Thoughts in Solitude

Thoughts in Solitude Book Cover Thoughts in Solitude
Thomas Merton
Farrar Straus & Giroux
October 1, 1998

This is a short book but it is full of impactful thoughts. I like to read these books slowly - one page, one small chapter at a time and spend the day reflecting on it before moving on. There were many instances where Merton's reflections really got in my head and stuck there.

Teach me to bear a humility which shows me, without ceasing, that I am a liar and a fraud and that, even though this is so, I have an obligation to strive after truth, to be as true as I can, even though I will inevitably find all my truth half poisoned with deceit.

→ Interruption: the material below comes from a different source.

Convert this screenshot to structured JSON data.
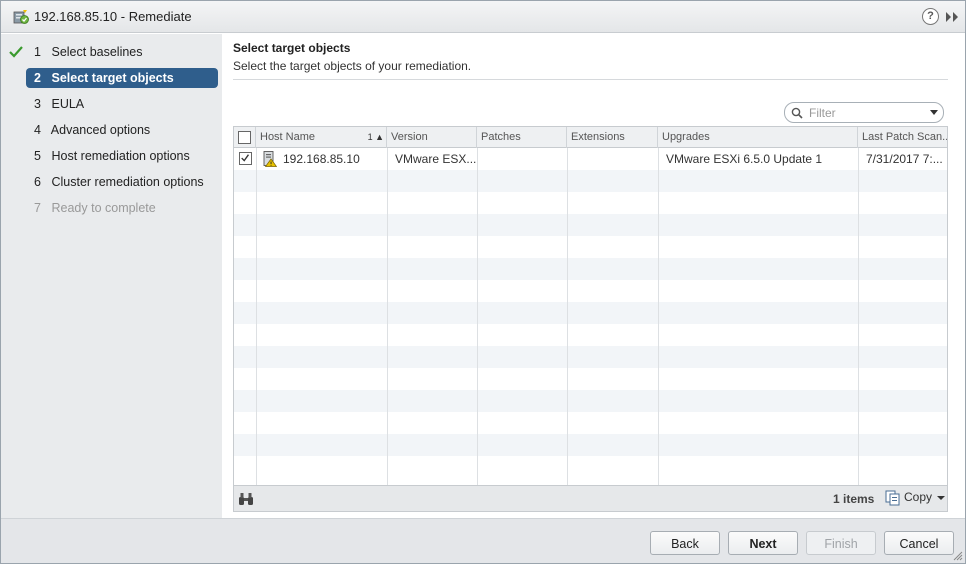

Chew on that for a little while.


Walden and Civil Disobedience Book Cover Walden and Civil Disobedience
Henry David Thoreau, W. S. Merwin,
Signet Classic

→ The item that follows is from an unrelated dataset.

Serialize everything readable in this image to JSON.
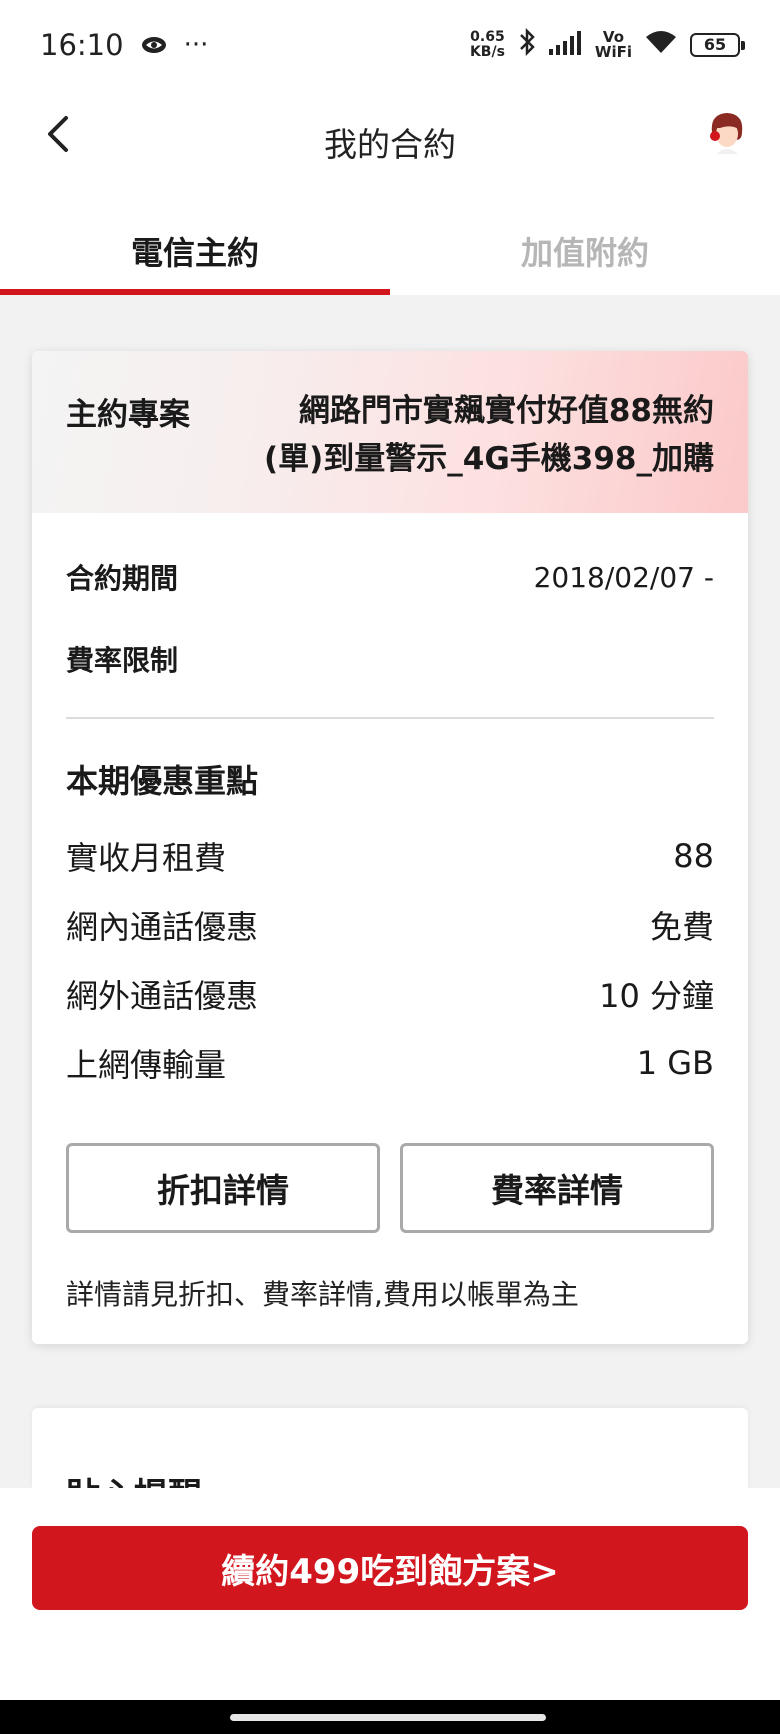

I first read Walden in the late 1980's in college. I had no idea what I was doing. This is a fact that becomes more and more clear as I age. Thoreau wrote this to be like a "bible". It is not meant to be read over a week or so for a college class. It is meant to be absorbed. Slowly. And that is exactly how I approached it this time around. I am glad I did.

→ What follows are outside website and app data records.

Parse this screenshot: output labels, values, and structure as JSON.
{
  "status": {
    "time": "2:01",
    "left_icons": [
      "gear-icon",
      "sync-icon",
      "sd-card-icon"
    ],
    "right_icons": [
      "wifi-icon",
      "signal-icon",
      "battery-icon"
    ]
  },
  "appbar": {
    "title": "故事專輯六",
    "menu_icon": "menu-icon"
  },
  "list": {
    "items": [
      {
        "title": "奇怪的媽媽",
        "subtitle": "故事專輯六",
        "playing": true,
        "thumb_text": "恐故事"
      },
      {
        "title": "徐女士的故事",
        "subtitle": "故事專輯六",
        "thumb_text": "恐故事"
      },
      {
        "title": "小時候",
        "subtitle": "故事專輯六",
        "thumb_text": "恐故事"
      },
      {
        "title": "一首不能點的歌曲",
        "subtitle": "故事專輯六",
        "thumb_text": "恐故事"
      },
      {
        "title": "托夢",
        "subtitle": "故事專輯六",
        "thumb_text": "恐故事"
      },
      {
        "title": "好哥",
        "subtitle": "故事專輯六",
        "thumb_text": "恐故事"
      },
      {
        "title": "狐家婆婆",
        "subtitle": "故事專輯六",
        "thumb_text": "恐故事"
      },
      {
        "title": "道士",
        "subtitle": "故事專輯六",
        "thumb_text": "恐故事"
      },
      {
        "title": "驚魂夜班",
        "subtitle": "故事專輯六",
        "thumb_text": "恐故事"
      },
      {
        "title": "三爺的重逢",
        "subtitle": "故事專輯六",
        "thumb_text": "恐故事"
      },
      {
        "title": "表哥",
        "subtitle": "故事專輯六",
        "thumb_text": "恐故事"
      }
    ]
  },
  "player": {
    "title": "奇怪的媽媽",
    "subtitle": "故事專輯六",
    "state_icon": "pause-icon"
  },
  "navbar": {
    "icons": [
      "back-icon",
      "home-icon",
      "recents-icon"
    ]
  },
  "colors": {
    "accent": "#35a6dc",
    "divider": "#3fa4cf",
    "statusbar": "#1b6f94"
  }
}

I went to the woods because I wished to live deliberately, to front only the essential facts of life, and see if I could not learn what it had to teach, and not, when I came to die, discover that I had not lived. I did not wish to live what was not life, living is so dear; nor did I wish to practise resignation, unless it was quite necessary. I wanted to live deep and suck out all the marrow of life, to live so sturdily and Spartan-like as to put to rout all that was not life, to cut a broad swath and shave close, to drive life into a corner, and reduce it to its lowest terms, and, if it proved to be mean, why then to get the whole and genuine meanness of it, and publish its meanness to the world; or if it were sublime, to know it by experience, and be able to give a true account of it in my next excursion.